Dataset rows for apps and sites
===============

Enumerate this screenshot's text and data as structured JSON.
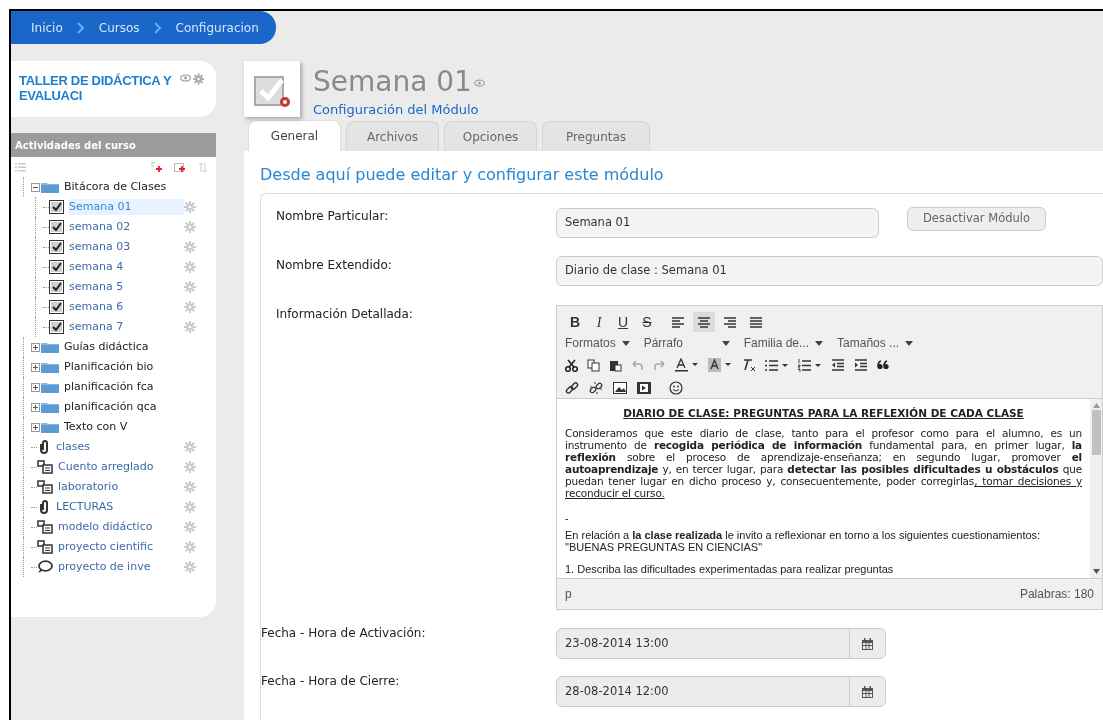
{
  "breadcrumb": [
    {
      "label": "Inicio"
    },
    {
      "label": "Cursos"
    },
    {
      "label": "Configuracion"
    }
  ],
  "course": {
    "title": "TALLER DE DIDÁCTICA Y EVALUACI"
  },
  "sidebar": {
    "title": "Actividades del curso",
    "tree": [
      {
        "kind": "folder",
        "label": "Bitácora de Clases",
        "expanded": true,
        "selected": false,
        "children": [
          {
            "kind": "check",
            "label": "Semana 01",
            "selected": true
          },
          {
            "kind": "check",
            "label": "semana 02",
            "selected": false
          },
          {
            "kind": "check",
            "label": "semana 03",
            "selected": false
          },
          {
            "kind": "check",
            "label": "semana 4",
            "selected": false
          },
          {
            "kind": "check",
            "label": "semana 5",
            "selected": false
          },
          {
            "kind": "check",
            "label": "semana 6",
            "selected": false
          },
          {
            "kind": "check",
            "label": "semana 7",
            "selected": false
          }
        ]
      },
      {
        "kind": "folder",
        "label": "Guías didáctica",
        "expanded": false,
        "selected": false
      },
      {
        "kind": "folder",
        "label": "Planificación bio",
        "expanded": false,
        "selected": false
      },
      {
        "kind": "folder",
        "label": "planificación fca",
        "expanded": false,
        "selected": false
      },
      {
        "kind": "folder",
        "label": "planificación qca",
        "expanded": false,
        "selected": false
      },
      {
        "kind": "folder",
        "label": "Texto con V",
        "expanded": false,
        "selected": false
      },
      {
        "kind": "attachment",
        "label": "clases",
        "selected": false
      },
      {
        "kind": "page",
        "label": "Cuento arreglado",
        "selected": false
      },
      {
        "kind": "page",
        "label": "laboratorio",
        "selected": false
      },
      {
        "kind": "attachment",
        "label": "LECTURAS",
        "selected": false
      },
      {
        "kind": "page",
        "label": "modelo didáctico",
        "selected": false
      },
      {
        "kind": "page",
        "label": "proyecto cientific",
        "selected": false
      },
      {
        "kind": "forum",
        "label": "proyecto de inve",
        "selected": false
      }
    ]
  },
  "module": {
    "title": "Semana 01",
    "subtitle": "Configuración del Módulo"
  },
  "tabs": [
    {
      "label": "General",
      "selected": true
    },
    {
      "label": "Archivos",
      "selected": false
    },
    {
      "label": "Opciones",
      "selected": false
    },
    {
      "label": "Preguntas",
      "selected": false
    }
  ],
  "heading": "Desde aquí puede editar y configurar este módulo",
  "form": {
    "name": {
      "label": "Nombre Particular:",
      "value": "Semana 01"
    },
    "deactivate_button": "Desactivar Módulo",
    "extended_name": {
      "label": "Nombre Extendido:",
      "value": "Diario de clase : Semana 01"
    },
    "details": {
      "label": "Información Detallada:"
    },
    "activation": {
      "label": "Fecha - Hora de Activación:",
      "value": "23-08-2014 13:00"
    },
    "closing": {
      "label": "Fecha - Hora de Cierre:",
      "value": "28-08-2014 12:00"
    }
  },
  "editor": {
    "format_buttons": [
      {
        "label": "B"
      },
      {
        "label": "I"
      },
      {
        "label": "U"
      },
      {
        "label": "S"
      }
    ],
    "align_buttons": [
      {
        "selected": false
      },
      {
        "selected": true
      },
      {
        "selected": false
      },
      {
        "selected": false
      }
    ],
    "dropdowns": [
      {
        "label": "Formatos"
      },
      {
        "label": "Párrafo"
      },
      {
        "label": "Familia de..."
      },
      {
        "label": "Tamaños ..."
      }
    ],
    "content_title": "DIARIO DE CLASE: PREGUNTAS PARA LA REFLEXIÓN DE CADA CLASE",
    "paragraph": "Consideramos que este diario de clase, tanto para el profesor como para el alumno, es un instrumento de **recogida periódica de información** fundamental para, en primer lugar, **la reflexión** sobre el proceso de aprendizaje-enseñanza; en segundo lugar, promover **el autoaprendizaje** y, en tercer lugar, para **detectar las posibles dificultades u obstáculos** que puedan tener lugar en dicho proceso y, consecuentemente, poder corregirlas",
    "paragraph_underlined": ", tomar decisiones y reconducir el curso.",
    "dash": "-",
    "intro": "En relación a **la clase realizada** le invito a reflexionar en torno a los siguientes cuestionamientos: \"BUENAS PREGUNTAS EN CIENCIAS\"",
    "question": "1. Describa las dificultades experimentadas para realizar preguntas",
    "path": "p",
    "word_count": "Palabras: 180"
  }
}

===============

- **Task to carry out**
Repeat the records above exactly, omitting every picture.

- **Answer to the problem**
Enumerate this screenshot's text and data as structured JSON.
{
  "breadcrumb": [
    {
      "label": "Inicio"
    },
    {
      "label": "Cursos"
    },
    {
      "label": "Configuracion"
    }
  ],
  "course": {
    "title": "TALLER DE DIDÁCTICA Y EVALUACI"
  },
  "sidebar": {
    "title": "Actividades del curso",
    "tree": [
      {
        "kind": "folder",
        "label": "Bitácora de Clases",
        "expanded": true,
        "selected": false,
        "children": [
          {
            "kind": "check",
            "label": "Semana 01",
            "selected": true
          },
          {
            "kind": "check",
            "label": "semana 02",
            "selected": false
          },
          {
            "kind": "check",
            "label": "semana 03",
            "selected": false
          },
          {
            "kind": "check",
            "label": "semana 4",
            "selected": false
          },
          {
            "kind": "check",
            "label": "semana 5",
            "selected": false
          },
          {
            "kind": "check",
            "label": "semana 6",
            "selected": false
          },
          {
            "kind": "check",
            "label": "semana 7",
            "selected": false
          }
        ]
      },
      {
        "kind": "folder",
        "label": "Guías didáctica",
        "expanded": false,
        "selected": false
      },
      {
        "kind": "folder",
        "label": "Planificación bio",
        "expanded": false,
        "selected": false
      },
      {
        "kind": "folder",
        "label": "planificación fca",
        "expanded": false,
        "selected": false
      },
      {
        "kind": "folder",
        "label": "planificación qca",
        "expanded": false,
        "selected": false
      },
      {
        "kind": "folder",
        "label": "Texto con V",
        "expanded": false,
        "selected": false
      },
      {
        "kind": "attachment",
        "label": "clases",
        "selected": false
      },
      {
        "kind": "page",
        "label": "Cuento arreglado",
        "selected": false
      },
      {
        "kind": "page",
        "label": "laboratorio",
        "selected": false
      },
      {
        "kind": "attachment",
        "label": "LECTURAS",
        "selected": false
      },
      {
        "kind": "page",
        "label": "modelo didáctico",
        "selected": false
      },
      {
        "kind": "page",
        "label": "proyecto cientific",
        "selected": false
      },
      {
        "kind": "forum",
        "label": "proyecto de inve",
        "selected": false
      }
    ]
  },
  "module": {
    "title": "Semana 01",
    "subtitle": "Configuración del Módulo"
  },
  "tabs": [
    {
      "label": "General",
      "selected": true
    },
    {
      "label": "Archivos",
      "selected": false
    },
    {
      "label": "Opciones",
      "selected": false
    },
    {
      "label": "Preguntas",
      "selected": false
    }
  ],
  "heading": "Desde aquí puede editar y configurar este módulo",
  "form": {
    "name": {
      "label": "Nombre Particular:",
      "value": "Semana 01"
    },
    "deactivate_button": "Desactivar Módulo",
    "extended_name": {
      "label": "Nombre Extendido:",
      "value": "Diario de clase : Semana 01"
    },
    "details": {
      "label": "Información Detallada:"
    },
    "activation": {
      "label": "Fecha - Hora de Activación:",
      "value": "23-08-2014 13:00"
    },
    "closing": {
      "label": "Fecha - Hora de Cierre:",
      "value": "28-08-2014 12:00"
    }
  },
  "editor": {
    "format_buttons": [
      {
        "label": "B"
      },
      {
        "label": "I"
      },
      {
        "label": "U"
      },
      {
        "label": "S"
      }
    ],
    "align_buttons": [
      {
        "selected": false
      },
      {
        "selected": true
      },
      {
        "selected": false
      },
      {
        "selected": false
      }
    ],
    "dropdowns": [
      {
        "label": "Formatos"
      },
      {
        "label": "Párrafo"
      },
      {
        "label": "Familia de..."
      },
      {
        "label": "Tamaños ..."
      }
    ],
    "content_title": "DIARIO DE CLASE: PREGUNTAS PARA LA REFLEXIÓN DE CADA CLASE",
    "paragraph": "Consideramos que este diario de clase, tanto para el profesor como para el alumno, es un instrumento de **recogida periódica de información** fundamental para, en primer lugar, **la reflexión** sobre el proceso de aprendizaje-enseñanza; en segundo lugar, promover **el autoaprendizaje** y, en tercer lugar, para **detectar las posibles dificultades u obstáculos** que puedan tener lugar en dicho proceso y, consecuentemente, poder corregirlas",
    "paragraph_underlined": ", tomar decisiones y reconducir el curso.",
    "dash": "-",
    "intro": "En relación a **la clase realizada** le invito a reflexionar en torno a los siguientes cuestionamientos: \"BUENAS PREGUNTAS EN CIENCIAS\"",
    "question": "1. Describa las dificultades experimentadas para realizar preguntas",
    "path": "p",
    "word_count": "Palabras: 180"
  }
}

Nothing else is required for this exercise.